We asked marketing leaders how they approach the creative process, and how they use their leadership skills to create opportunities for innovation.
What tactics do you use to keep your creative teams motivated? Let us know on Facebook, Twitter, or LinkedIn!
Break out of routine patterns by constantly challenging your processes
“Innovation and change—you can’t have one without the other. Every technology advancement comes with a new way of doing things, which can be challenging given that many of us are creatures of habit. While forming habits isn’t always a bad thing, it can be dangerous in the creative industry and ultimately lead to ruts. Creatives need to constantly challenge themselves to test new ways of doing things.
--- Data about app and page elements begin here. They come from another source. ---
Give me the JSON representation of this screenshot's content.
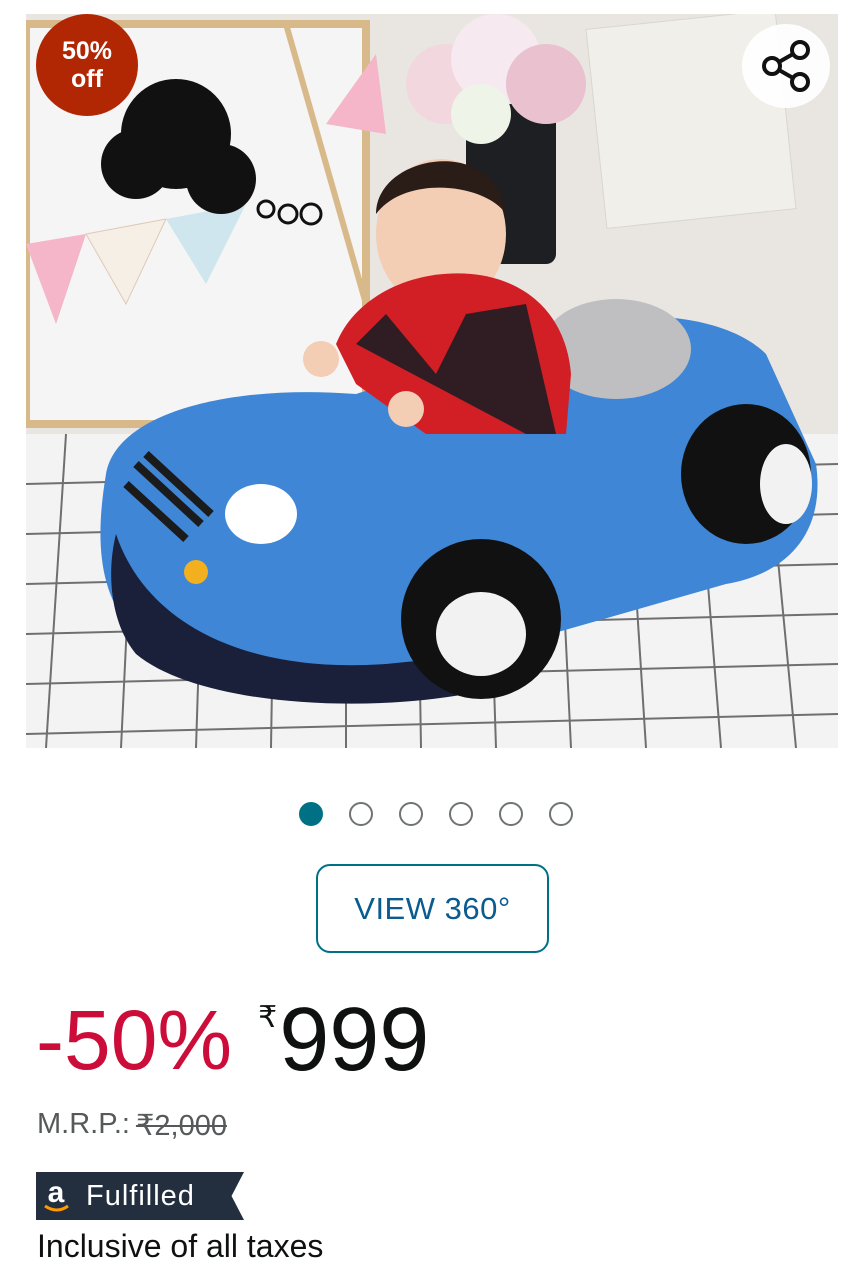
{
  "product": {
    "image_alt": "Baby sitting in a blue plush car-shaped seat",
    "discount_badge": {
      "line1": "50%",
      "line2": "off",
      "color": "#b12704"
    },
    "share_icon": "share-icon",
    "carousel": {
      "total": 6,
      "active_index": 0
    },
    "view360_label": "VIEW 360°"
  },
  "pricing": {
    "savings": "-50%",
    "currency_symbol": "₹",
    "price": "999",
    "mrp_label": "M.R.P.:",
    "mrp_value": "₹2,000"
  },
  "fulfilled": {
    "logo": "a",
    "label": "Fulfilled"
  },
  "tax_note": "Inclusive of all taxes",
  "colors": {
    "accent_teal": "#007185",
    "savings_red": "#cc0c39",
    "badge_dark": "#232f3e"
  }
}
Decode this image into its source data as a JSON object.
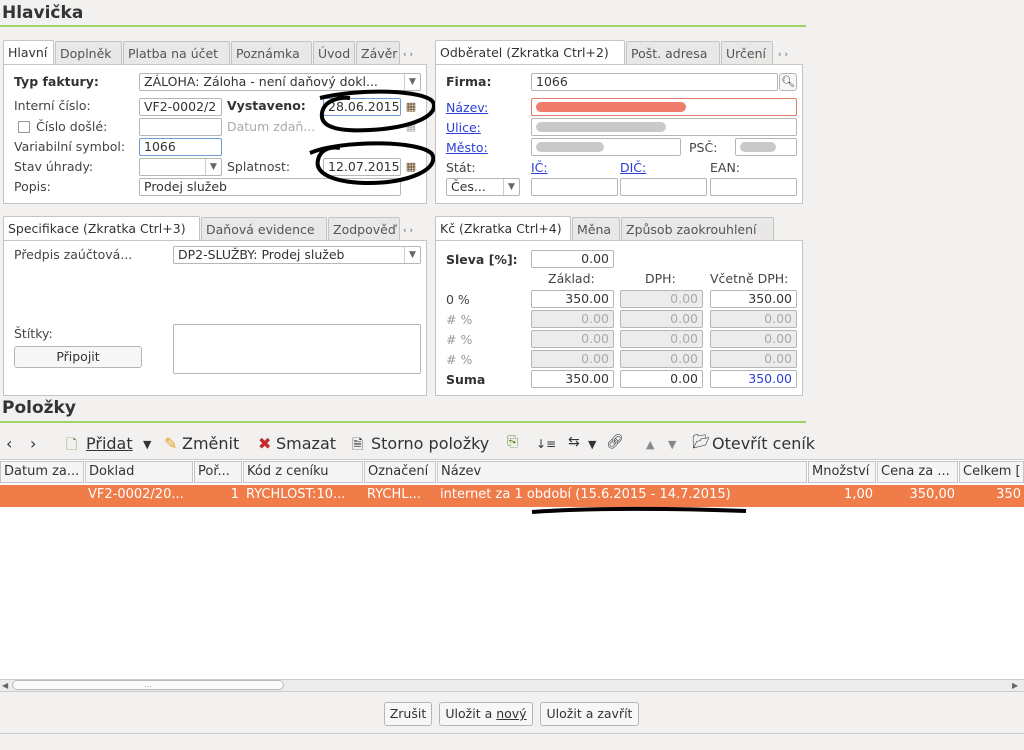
{
  "header_section": {
    "title": "Hlavička"
  },
  "left_tabs": [
    "Hlavní",
    "Doplněk",
    "Platba na účet",
    "Poznámka",
    "Úvod",
    "Závěr"
  ],
  "right_tabs": [
    "Odběratel (Zkratka Ctrl+2)",
    "Pošt. adresa",
    "Určení"
  ],
  "main_form": {
    "typ_faktury_label": "Typ faktury:",
    "typ_faktury_value": "ZÁLOHA: Záloha - není daňový dokl...",
    "interni_cislo_label": "Interní číslo:",
    "interni_cislo_value": "VF2-0002/2",
    "vystaveno_label": "Vystaveno:",
    "vystaveno_value": "28.06.2015",
    "cislo_dosle_label": "Číslo došlé:",
    "datum_zdan_label": "Datum zdaň...",
    "var_symbol_label": "Variabilní symbol:",
    "var_symbol_value": "1066",
    "stav_uhrady_label": "Stav úhrady:",
    "splatnost_label": "Splatnost:",
    "splatnost_value": "12.07.2015",
    "popis_label": "Popis:",
    "popis_value": "Prodej služeb"
  },
  "customer": {
    "firma_label": "Firma:",
    "firma_value": "1066",
    "nazev_label": "Název:",
    "ulice_label": "Ulice:",
    "mesto_label": "Město:",
    "psc_label": "PSČ:",
    "stat_label": "Stát:",
    "stat_value": "Čes...",
    "ic_label": "IČ:",
    "dic_label": "DIČ:",
    "ean_label": "EAN:"
  },
  "spec_tabs": [
    "Specifikace (Zkratka Ctrl+3)",
    "Daňová evidence",
    "Zodpověď"
  ],
  "spec": {
    "predpis_label": "Předpis zaúčtová...",
    "predpis_value": "DP2-SLUŽBY: Prodej služeb",
    "stitky_label": "Štítky:",
    "pripojit_label": "Připojit"
  },
  "currency_tabs": [
    "Kč (Zkratka Ctrl+4)",
    "Měna",
    "Způsob zaokrouhlení"
  ],
  "totals": {
    "sleva_label": "Sleva [%]:",
    "sleva_value": "0.00",
    "col_zaklad": "Základ:",
    "col_dph": "DPH:",
    "col_vcetne": "Včetně DPH:",
    "rows": [
      {
        "label": "0 %",
        "zaklad": "350.00",
        "dph": "0.00",
        "vcetne": "350.00"
      },
      {
        "label": "# %",
        "zaklad": "0.00",
        "dph": "0.00",
        "vcetne": "0.00"
      },
      {
        "label": "# %",
        "zaklad": "0.00",
        "dph": "0.00",
        "vcetne": "0.00"
      },
      {
        "label": "# %",
        "zaklad": "0.00",
        "dph": "0.00",
        "vcetne": "0.00"
      }
    ],
    "suma_label": "Suma",
    "suma_zaklad": "350.00",
    "suma_dph": "0.00",
    "suma_vcetne": "350.00"
  },
  "items_section": {
    "title": "Položky"
  },
  "toolbar": {
    "pridat": "Přidat",
    "zmenit": "Změnit",
    "smazat": "Smazat",
    "storno": "Storno položky",
    "otevrit_cenik": "Otevřít ceník"
  },
  "table": {
    "columns": [
      "Datum za...",
      "Doklad",
      "Poř...",
      "Kód z ceníku",
      "Označení",
      "Název",
      "Množství",
      "Cena za ...",
      "Celkem ["
    ],
    "rows": [
      [
        "",
        "VF2-0002/20...",
        "1",
        "RYCHLOST:10...",
        "RYCHL...",
        "internet za 1 období (15.6.2015 - 14.7.2015)",
        "1,00",
        "350,00",
        "350"
      ]
    ],
    "scroll_dots": "..."
  },
  "footer": {
    "zrusit": "Zrušit",
    "ulozit_novy_a": "Uložit a ",
    "ulozit_novy_b": "nový",
    "ulozit_zavrit": "Uložit a zavřít"
  },
  "colors": {
    "accent_green": "#9ed36a",
    "selected_row": "#f07c4a",
    "link": "#2a3fd6"
  }
}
One way is to implement small changes to your processes and patterns. If you normally start your day by checking email, maybe instead, start your day by grabbing coffee with a colleague and brainstorming with them about a new idea you have. We’ve also found success getting creatives out of their day-to-day routines with our Creative Jams program. This event gives creatives the chance to work together to complete creative challenges, explore new tools, expand their skill set, and find new ways of working creatively. Whatever your chosen method is, getting out of your routine and challenging your processes will help you break through creative challenges and thrive.” – Meredith Cooper, director of product marketing, Creative Cloud Enterprise, Adobe
Expose your team to opportunities unfamiliar to them
“We rotate associates within our creative teams by exposing them to new challenges so they always have a fresh perspective. This approach may include offering them the opportunity to work on different categories (i.e., tools vs. décor or bath vs. flooring) or even different channels (i.e., print, broadcast vs. digital)—all with the goal of stretching their thinking and broadening their skill sets. We see this as crucial for personal growth and continuous creative innovation.” – Thom Lucarelli, senior director, creative/brand, The Home Depot
No idea is a bad idea
“No idea is a bad idea. Sometimes having dumb ideas is actually a good thing. Often times I encourage my teams to throw around random ideas that might sound silly at first, but stimulate creative thinking in the long-run. I coach my teams to spot the good ideas. Not everyone is always going to have the best, most creative ideas, but there are some people in particular who know how to spot the good ones. I coach my teams by modeling. After I recognize that an idea is good, I state it out loud to the team and help them visualize it by talking through how this good idea can become a campaign.” – Jen Grant, CMO, Looker